The government and the administrative machinery in Kashmir has developed a vastly superior alternative to New Delhi’s Rural Employment Guarantee Scheme – it requires no financial outlay, does not involve bureaucratic or political brainstorming, and carries no taint like that of urban-rural discrimination. Even though the policy represents a quantum leap in economic thinking, it is rooted in tradition, and can safely be termed as a logical extension of the basic philosophy of the progress and prosperity of Kashmir’s ruling classes. The government’s virtue of modesty has prevented it from giving the policy a formal name, or publicising it among the masses. Its firm belief in deeds and results speaking louder than words has been thoroughly vindicated by the leaps-and-bounds success of the initiative starkly visible on the streets of Srinagar and other urban centres in the valley, and the swift inroads it makes farther afield. As the icing on the cake, this masterpiece of policy and planning – which may be called the (Labourless) Income Guarantee Scheme – has been achieved with the simple and time-tested bureaucratic expedient of doing absolutely nothing. These columns have a humble suggestion to make: the Lal Bahadur Shastri Academy for India’s budding top civil servants may henceforth include in its curriculum a case study of Kashmiri officialdom’s core expertise of twiddling thumbs.

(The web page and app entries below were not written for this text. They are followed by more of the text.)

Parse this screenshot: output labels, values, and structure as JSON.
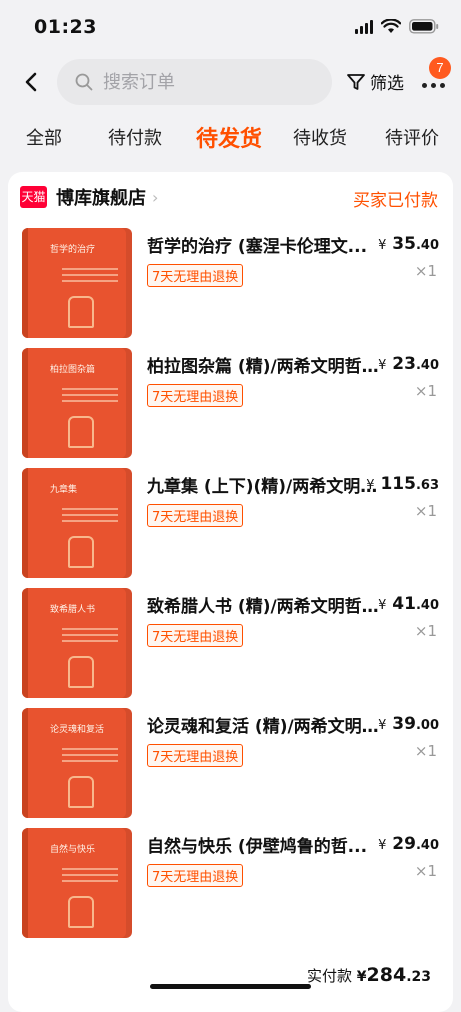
{
  "status_bar": {
    "time": "01:23"
  },
  "header": {
    "search_placeholder": "搜索订单",
    "filter_label": "筛选",
    "badge_count": "7"
  },
  "tabs": [
    {
      "label": "全部"
    },
    {
      "label": "待付款"
    },
    {
      "label": "待发货",
      "active": true
    },
    {
      "label": "待收货"
    },
    {
      "label": "待评价"
    }
  ],
  "shop": {
    "platform_badge": "天猫",
    "name": "博库旗舰店",
    "order_status": "买家已付款"
  },
  "items": [
    {
      "title": "哲学的治疗 (塞涅卡伦理文...",
      "price_yen": "¥",
      "price_int": "35",
      "price_dec": ".40",
      "tag": "7天无理由退换",
      "qty": "×1",
      "cover_title": "哲学的治疗"
    },
    {
      "title": "柏拉图杂篇 (精)/两希文明哲...",
      "price_yen": "¥",
      "price_int": "23",
      "price_dec": ".40",
      "tag": "7天无理由退换",
      "qty": "×1",
      "cover_title": "柏拉图杂篇"
    },
    {
      "title": "九章集 (上下)(精)/两希文明...",
      "price_yen": "¥",
      "price_int": "115",
      "price_dec": ".63",
      "tag": "7天无理由退换",
      "qty": "×1",
      "cover_title": "九章集"
    },
    {
      "title": "致希腊人书 (精)/两希文明哲...",
      "price_yen": "¥",
      "price_int": "41",
      "price_dec": ".40",
      "tag": "7天无理由退换",
      "qty": "×1",
      "cover_title": "致希腊人书"
    },
    {
      "title": "论灵魂和复活 (精)/两希文明...",
      "price_yen": "¥",
      "price_int": "39",
      "price_dec": ".00",
      "tag": "7天无理由退换",
      "qty": "×1",
      "cover_title": "论灵魂和复活"
    },
    {
      "title": "自然与快乐 (伊壁鸠鲁的哲...",
      "price_yen": "¥",
      "price_int": "29",
      "price_dec": ".40",
      "tag": "7天无理由退换",
      "qty": "×1",
      "cover_title": "自然与快乐"
    }
  ],
  "total": {
    "label": "实付款",
    "yen": "¥",
    "int": "284",
    "dec": ".23"
  },
  "colors": {
    "accent": "#ff5000",
    "tmall": "#ff0036",
    "cover": "#e8532f"
  }
}
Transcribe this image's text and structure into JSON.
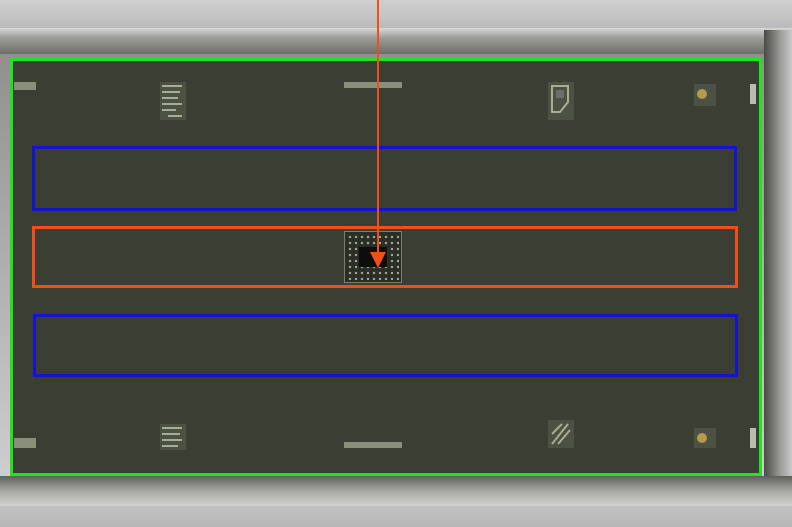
{
  "scene": {
    "colors": {
      "board": "#3b3e33",
      "outer_box": "#22e322",
      "lane_box_blue": "#1414cc",
      "lane_box_red": "#ee4f1b",
      "arrow": "#ee4f1b"
    },
    "boxes": [
      {
        "name": "outer-region",
        "color": "green"
      },
      {
        "name": "lane-top",
        "color": "blue"
      },
      {
        "name": "lane-middle",
        "color": "red"
      },
      {
        "name": "lane-bottom",
        "color": "blue"
      }
    ],
    "icons": [
      "circuit-chip-icon",
      "arrow-down-icon",
      "fiducial-mark-icon"
    ]
  }
}
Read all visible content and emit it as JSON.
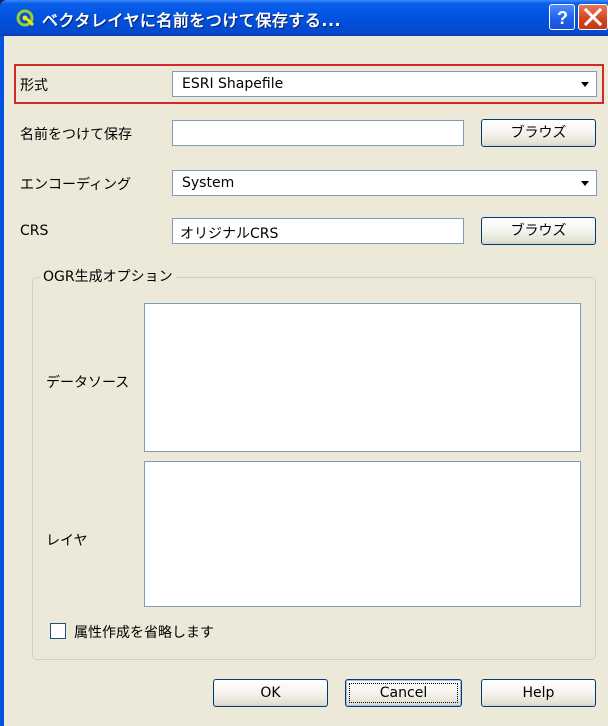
{
  "window": {
    "title": "ベクタレイヤに名前をつけて保存する...",
    "help_symbol": "?",
    "close_symbol": "X",
    "title_icon": "qgis-logo-icon"
  },
  "form": {
    "format_label": "形式",
    "format_value": "ESRI Shapefile",
    "save_as_label": "名前をつけて保存",
    "save_as_value": "",
    "browse_label": "ブラウズ",
    "encoding_label": "エンコーディング",
    "encoding_value": "System",
    "crs_label": "CRS",
    "crs_value": "オリジナルCRS",
    "crs_browse_label": "ブラウズ"
  },
  "ogr": {
    "group_title": "OGR生成オプション",
    "datasource_label": "データソース",
    "layer_label": "レイヤ",
    "datasource_value": "",
    "layer_value": "",
    "skip_attributes_label": "属性作成を省略します",
    "skip_attributes_checked": false
  },
  "buttons": {
    "ok": "OK",
    "cancel": "Cancel",
    "help": "Help"
  },
  "colors": {
    "title_bar": "#0052df",
    "dialog_bg": "#ece9d8",
    "highlight": "#d22a2a"
  }
}
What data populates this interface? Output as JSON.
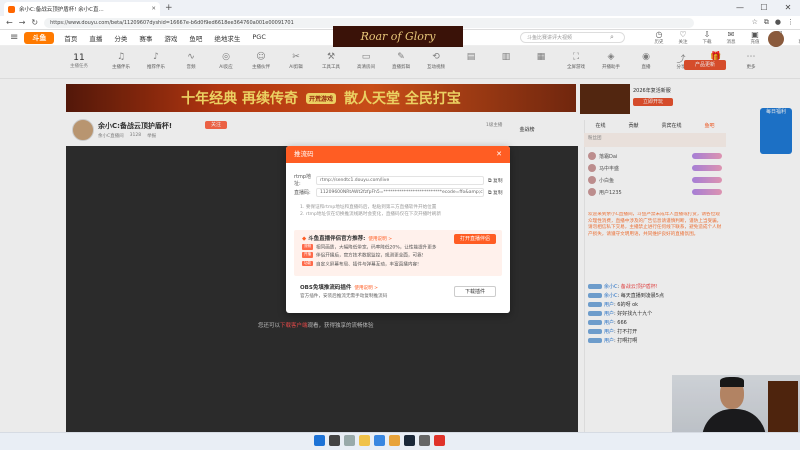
{
  "browser": {
    "tab_title": "余小C:备战云顶护盾杯! 余小C直...",
    "url": "https://www.douyu.com/beta/11209607dyshid=16667e-b6d0f9ed6618ee364760a001e00091701",
    "search_placeholder": "斗鱼比赛讲评大视频"
  },
  "site": {
    "logo": "斗鱼",
    "nav": [
      "首页",
      "直播",
      "分类",
      "赛事",
      "游戏",
      "鱼吧",
      "绝地求生",
      "PGC"
    ],
    "banner_game": "Roar of Glory",
    "header_icons": [
      "历史",
      "关注",
      "下载",
      "消息",
      "充值",
      "任务",
      "壮士"
    ]
  },
  "categories": {
    "date_num": "11",
    "date_label": "主播任务",
    "items": [
      "主播伴乐",
      "推荐伴乐",
      "音频",
      "AI反应",
      "主播伙伴",
      "AI剪辑",
      "工具工具",
      "高清房间",
      "直播剪辑",
      "互动视频",
      "",
      "",
      "",
      "全屏游戏",
      "开播助手",
      "直播",
      "分享",
      "礼物",
      "更多"
    ],
    "promo": "产品更新"
  },
  "ad": {
    "left": "十年经典 再续传奇",
    "badge": "开荒游戏",
    "right": "散人天堂 全民打宝",
    "side_title": "2026年复活新服",
    "side_btn": "立即开玩"
  },
  "room": {
    "title": "余小C:备战云顶护盾杯!",
    "follow": "关注",
    "sub": [
      "余小C直播间",
      "3128",
      "举报"
    ],
    "rank": "1级主播",
    "gold": "金战榜",
    "overlay_prefix": "您还可以",
    "overlay_link": "下载客户端",
    "overlay_suffix": "观看，获得独享的流畅体验"
  },
  "sidebar": {
    "tabs": [
      "在线",
      "贡献",
      "贵宾在线",
      "鱼吧"
    ],
    "fans": "粉丝团",
    "users": [
      "落霜Dai",
      "马中丰盛",
      "小白鱼",
      "用户1235"
    ],
    "notice": "欢迎来到余小C直播间，斗鱼严禁未成年人直播或打赏，请各位观众理性消费，直播中涉及的广告信息请谨慎判断，谨防上当受骗，请勿相信私下交易，主播禁止进行任何线下联系，避免造成个人财产损失，请遵守文明用语，共同维护良好的直播氛围。",
    "chat": [
      {
        "name": "余小C",
        "msg": "备战云顶护盾杯!"
      },
      {
        "name": "余小C",
        "msg": "每天直播到凌晨5点"
      },
      {
        "name": "用户",
        "msg": "6的呀 ok"
      },
      {
        "name": "用户",
        "msg": "好好找九十九个"
      },
      {
        "name": "用户",
        "msg": "666"
      },
      {
        "name": "用户",
        "msg": "打不打开"
      },
      {
        "name": "用户",
        "msg": "打啊打啊"
      }
    ],
    "float": "每日福利"
  },
  "modal": {
    "title": "推流码",
    "rtmp_label": "rtmp地址:",
    "rtmp_value": "rtmp://sendtc1.douyu.com/live",
    "code_label": "直播码:",
    "code_value": "11209600NRtAWt2fzfpFh5=**************************ecode=ffo&amp;cosmiro",
    "copy": "复制",
    "tips": [
      "1. 要保证和rtmp地址和直播码后，粘贴到第三方直播软件开始位置",
      "2. rtmp地址仅在切换推流线路时会变化，直播码仅在下次开播时刷新"
    ],
    "promo_title": "斗鱼直播伴侣官方推荐:",
    "promo_link": "使用说明 >",
    "promo_btn": "打开直播伴侣",
    "promo_tags": [
      "流畅",
      "开播",
      "功能"
    ],
    "promo_lines": [
      "相同画质，大幅降低带宽，码率降低20%，让性能提升更多",
      "伴侣开播后，官方技术数据监控，观测更全面，可靠!",
      "自定义屏幕布局、插件与弹幕互动，丰富直播内容!"
    ],
    "obs_title": "OBS免填推流码插件",
    "obs_link": "使用说明 >",
    "obs_desc": "官方插件，安装后推流无需手动复制推流码",
    "obs_btn": "下载插件"
  },
  "colors": {
    "accent": "#ff5d23",
    "dark_video": "#2f2f2f"
  }
}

The government may not have realized it yet, but its strategy has multi-dimensional ramifications, one of the most pronounced being far-reaching consequences in the National Integration Project. Without long-winded and expensive seminars and workshops featuring authorities on the subject, the Jammu and Kashmir government has achieved massive people-to-people contact across cultural, linguistic and ethnic barriers, rivalling similar ambitions of the European Union. And the economic spinoffs from J and K’s universal Income Guarantee Scheme are insured against collapse and reflect stability the World Bank could envy. Europe’s dreams of borderless existence has been truly realized for Kashmir where even the formidable Pir Panjal ranges have already been made irrelevant for the outside world in a unique experiment of labour-less livelihoods. It is a mystery why champions of Cross-LoC cooperation have not yet modelled their demands on the Jammu and Kashmir government’s signal contribution to inter-state cooperation. For, this northern region, most of which is nestled in the Himalayas, has come to the rescue of what used to be called the BIMARU entities before the Indian press discovered the financial advantages of being politically correct. In suo moto cognizance of the perpetually ailing condition of the BIMARU territory, J and K has decided to shoulder a chunk of its social and economic problems by playing host to its workless, landless and foodless multitudes.